What’s the breed?

She is a black Labrador

Do you have any other family pets? 

We have a 7 yr olds dog that is a beagle mix and a 6yr old Norwegian Forest Cat.

If so, how do they get along with the pups you train?

In general, they like the dogs. There were times that Wheat’s energy level would be a bit much. At those times, they would escape to a private area. Being that Nirvana is a little slower going, the cat has actually been seen cuddling up to her.

How do you socialize the dogs to be in crowds or around people?

They teach you to start out small. In the beginning, it may be good enough to just walk in the door, sit there for a few minutes and go back out again. From there, it’s baby steps.  As the dog is more comfortable, extend the amount of time and start walking around. As far as around people, there are two approaches. When walking past people, you call the dog’s name as you are passing by someone and have a “puppy party” when they focus on you instead of the people. A “puppy party” consists of a few treats while very excitedly praising her for being such a good girl. When people ask to greet her, we have them pet her while we feed her several treats. This helps teach her to pay attention to her handler no matter what.

What is a typical day like when you are training the dogs?

That can really change with age and what the individual dog needs to work on.  House manners, walking while checking in with their handler, and socialization are some of the more common things worked on.

How do you juggle training, volunteer work with school and your other activities?

Thankfully, my family has helped me by seeing to her needs while I am at school or if I need to be out of town. It is actually very good for her so that she remains flexible as to who is working with her. The Richmond Region also has a great network of Puppy sitters that help out when our family happens to go on a trip where we can’t take dogs with us.

How much time do you spend with the dog each day?

Again, it depends on the age. A younger puppy needs much more sleep, so training times are shorter. As the grow, they can handle a little longer. It can also depend on the state of mind of the dog. Training classes help teach you to read the signs of whether a dog is in a state of mind where they are receptive of learning or not.

Congratulations on your recent award! Could you tell us a little about that?

Thank you!  The award is the President’s Volunteer Service Award.  Honestly, I knew nothing about it. Jodi, our regional manager applied for it for myself and a few other teenagers in the Prince William area. I was speechless and very honored when she presented the award.
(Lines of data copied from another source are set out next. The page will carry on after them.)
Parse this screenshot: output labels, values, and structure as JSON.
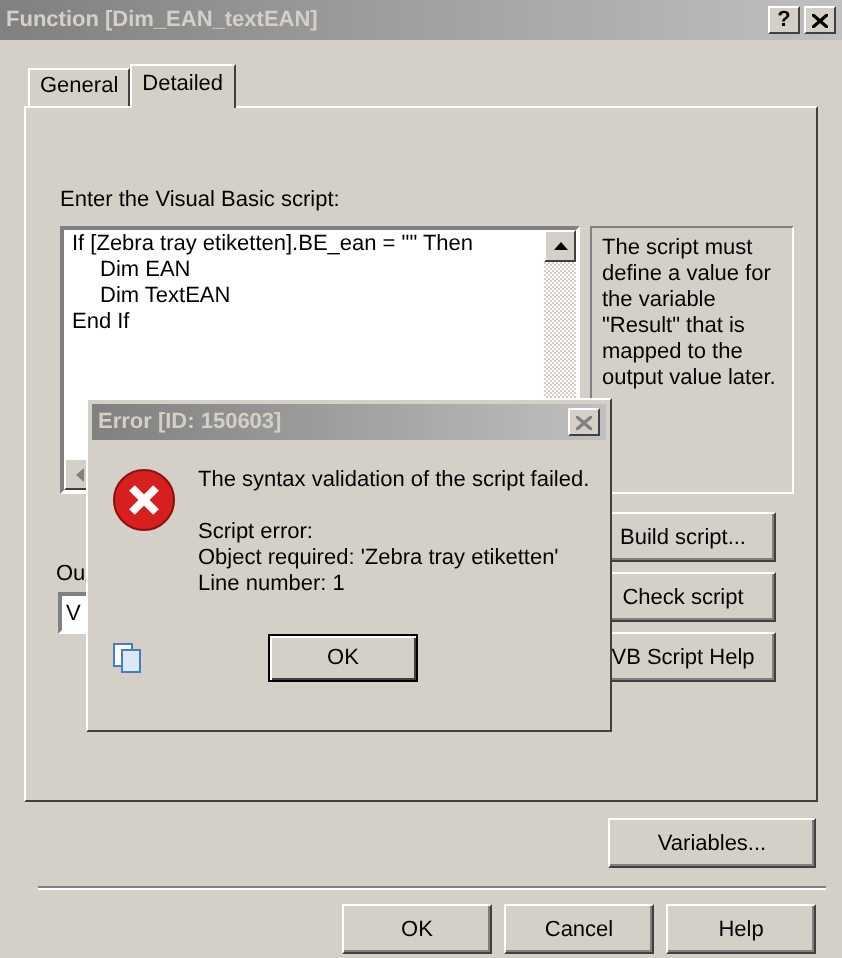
{
  "window": {
    "title": "Function [Dim_EAN_textEAN]",
    "help_button": "?"
  },
  "tabs": [
    {
      "label": "General",
      "selected": false
    },
    {
      "label": "Detailed",
      "selected": true
    }
  ],
  "script_label": "Enter the Visual Basic script:",
  "script_lines": [
    {
      "text": "If [Zebra tray etiketten].BE_ean = \"\" Then",
      "indented": false
    },
    {
      "text": "Dim EAN",
      "indented": true
    },
    {
      "text": "Dim TextEAN",
      "indented": true
    },
    {
      "text": "End If",
      "indented": false
    }
  ],
  "hint": "The script must define a value for the variable \"Result\" that is mapped to the output value later.",
  "side_buttons": [
    "Build script...",
    "Check script",
    "VB Script Help"
  ],
  "output_label": "Ou",
  "output_value": "V",
  "variables_button": "Variables...",
  "footer_buttons": [
    "OK",
    "Cancel",
    "Help"
  ],
  "error_dialog": {
    "title": "Error [ID: 150603]",
    "message": "The syntax validation of the script failed.",
    "details": [
      "Script error:",
      "Object required: 'Zebra tray etiketten'",
      "Line number: 1"
    ],
    "ok_button": "OK"
  }
}
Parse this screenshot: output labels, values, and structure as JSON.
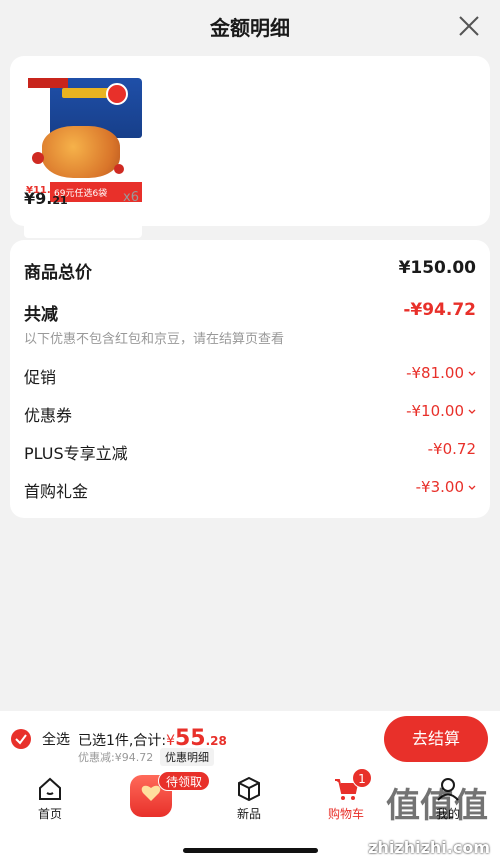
{
  "header": {
    "title": "金额明细"
  },
  "product": {
    "thumb_price": "¥11.5",
    "thumb_promo": "69元任选6袋",
    "price_main": "¥9.",
    "price_cents": "21",
    "quantity": "x6"
  },
  "details": {
    "total_label": "商品总价",
    "total_value": "¥150.00",
    "reduce_label": "共减",
    "reduce_value": "-¥94.72",
    "note": "以下优惠不包含红包和京豆，请在结算页查看",
    "items": [
      {
        "label": "促销",
        "value": "-¥81.00"
      },
      {
        "label": "优惠券",
        "value": "-¥10.00"
      },
      {
        "label": "PLUS专享立减",
        "value": "-¥0.72"
      },
      {
        "label": "首购礼金",
        "value": "-¥3.00"
      }
    ]
  },
  "checkout": {
    "select_all": "全选",
    "selected_text": "已选1件,合计:",
    "currency": "¥",
    "amount_int": "55",
    "amount_dec": ".28",
    "discount_text": "优惠减:¥94.72",
    "detail_link": "优惠明细",
    "button": "去结算"
  },
  "tabbar": {
    "home": "首页",
    "promo_badge": "待领取",
    "new": "新品",
    "cart": "购物车",
    "cart_badge": "1",
    "mine": "我的"
  },
  "watermark": {
    "text": "值值值",
    "url": "zhizhizhi.com"
  },
  "colors": {
    "accent": "#e8302a",
    "background": "#f2f2f2"
  }
}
What two dog training tips would you give to pet owners?

1) Making sure your puppy has 10 minutes, three times a day of chew time on an appropriate dog toy will help to significantly reduce the chance of the pup chewing on other items.

2) Make sure whatever you allow your puppy do, that you will still be okay with them doing that same thing when they are full grown. Stopping what may be unwanted behaviors or habits upfront may save a lot of stress and extra work later.
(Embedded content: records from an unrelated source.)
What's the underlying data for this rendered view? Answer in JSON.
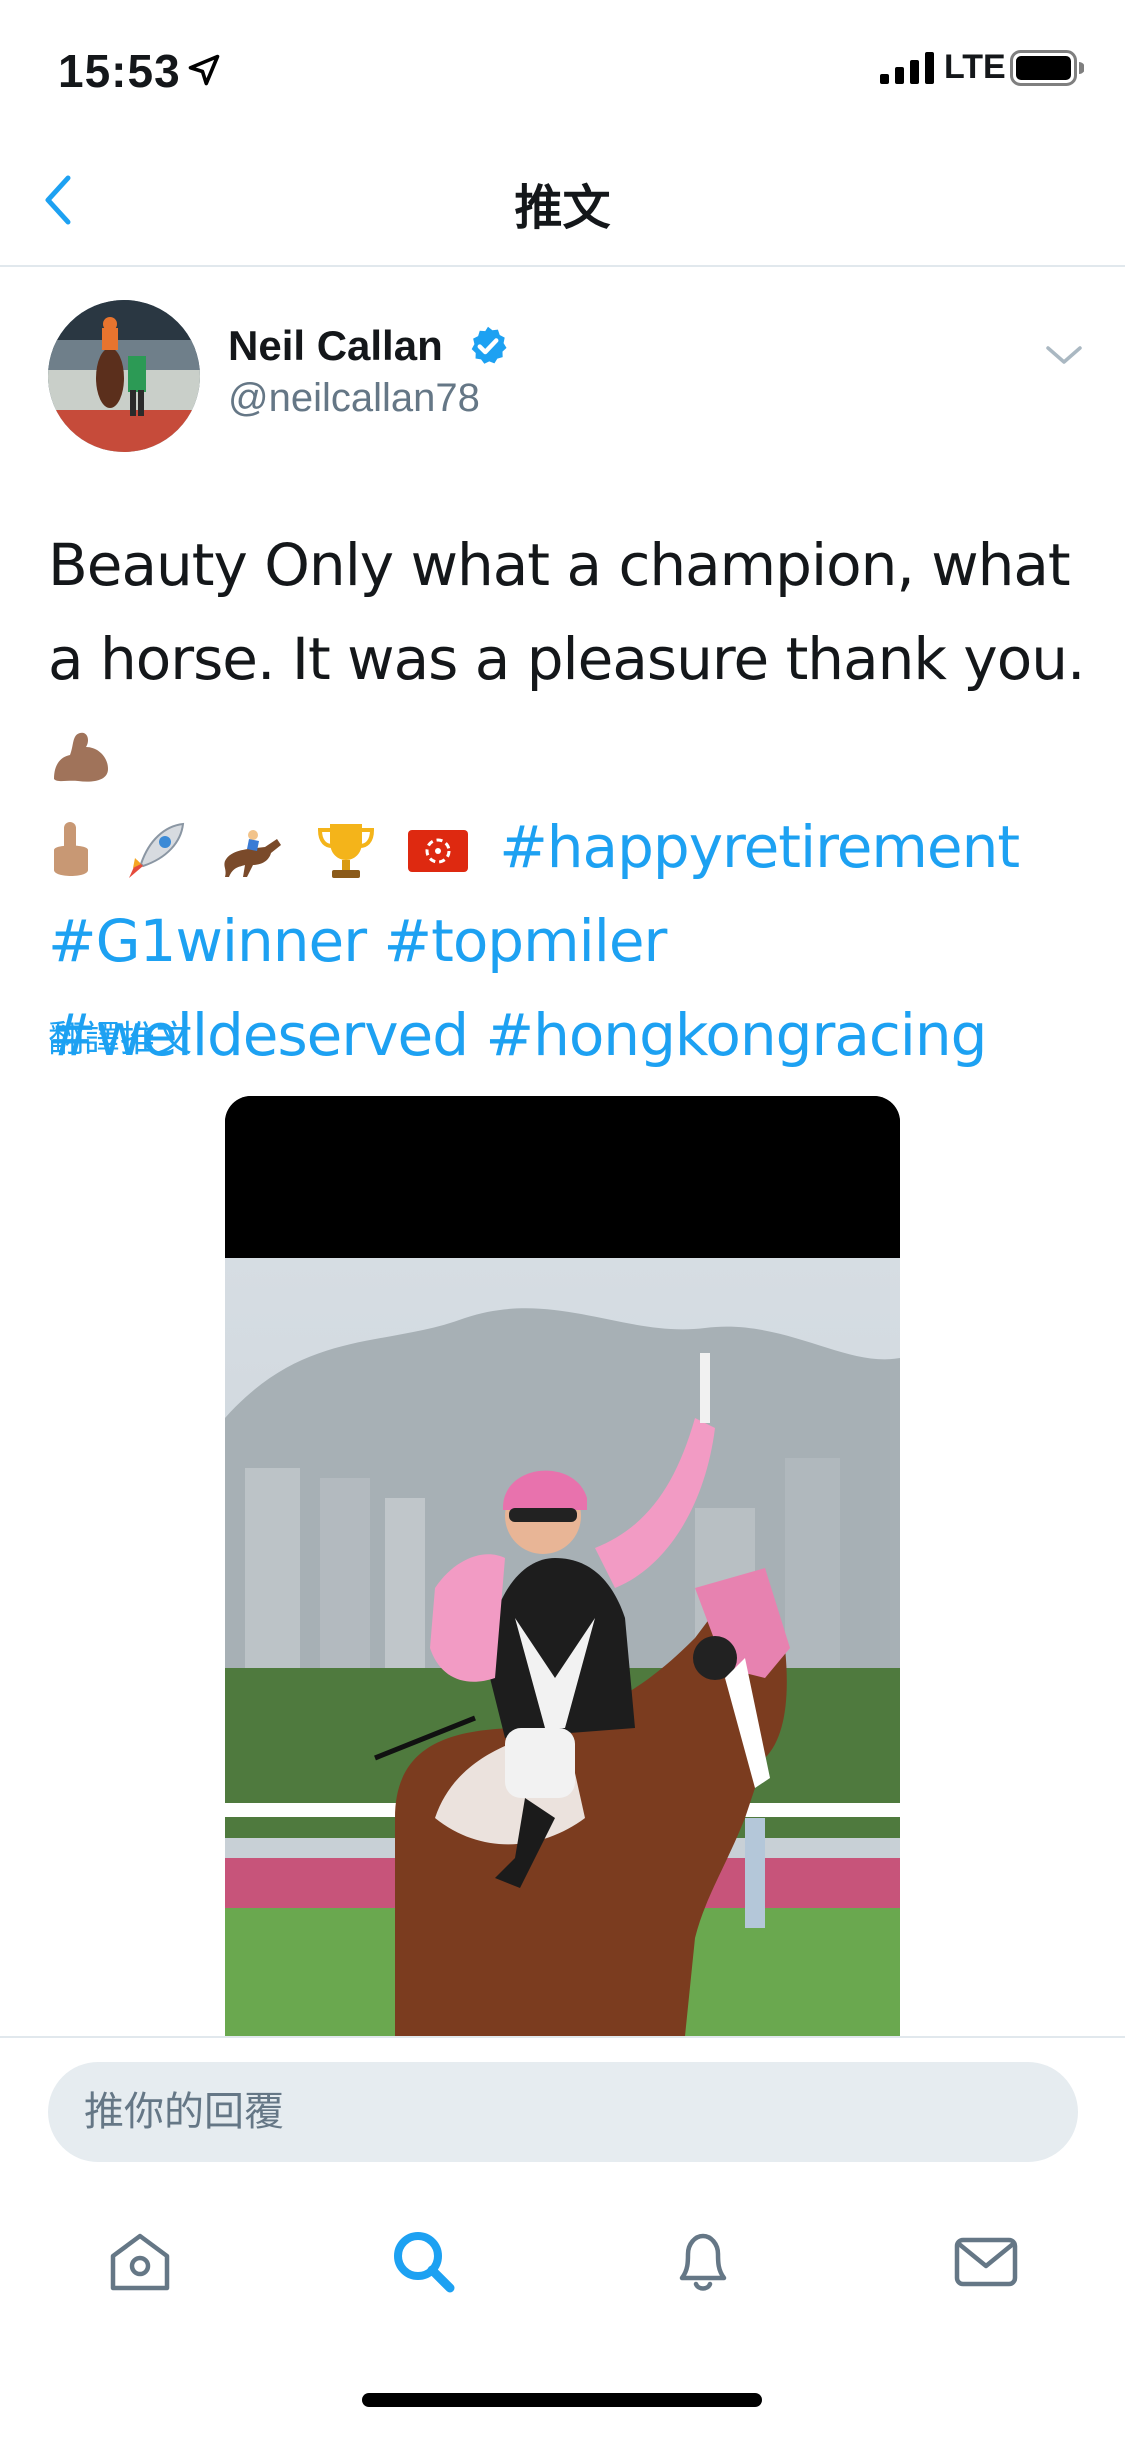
{
  "status_bar": {
    "time": "15:53",
    "network": "LTE"
  },
  "nav": {
    "title": "推文"
  },
  "author": {
    "name": "Neil Callan",
    "handle": "@neilcallan78"
  },
  "tweet": {
    "text_part1": "Beauty Only what a champion, what a horse. It was a pleasure thank you.",
    "hashtags": [
      "#happyretirement",
      "#G1winner",
      "#topmiler",
      "#welldeserved",
      "#hongkongracing"
    ],
    "translate_label": "翻譯推文"
  },
  "reply": {
    "placeholder": "推你的回覆"
  },
  "tab_bar": {
    "items": [
      "home-icon",
      "search-icon",
      "notifications-icon",
      "messages-icon"
    ],
    "active": "search-icon"
  },
  "colors": {
    "accent": "#1da1f2",
    "text": "#14171a",
    "secondary": "#657786"
  }
}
Thanks, Lauren for visiting with us and telling us about your work with the puppies and Guiding Eyes for the Blind. And congratulations again on your President’s Volunteer Service Award!

Lauren and Wheat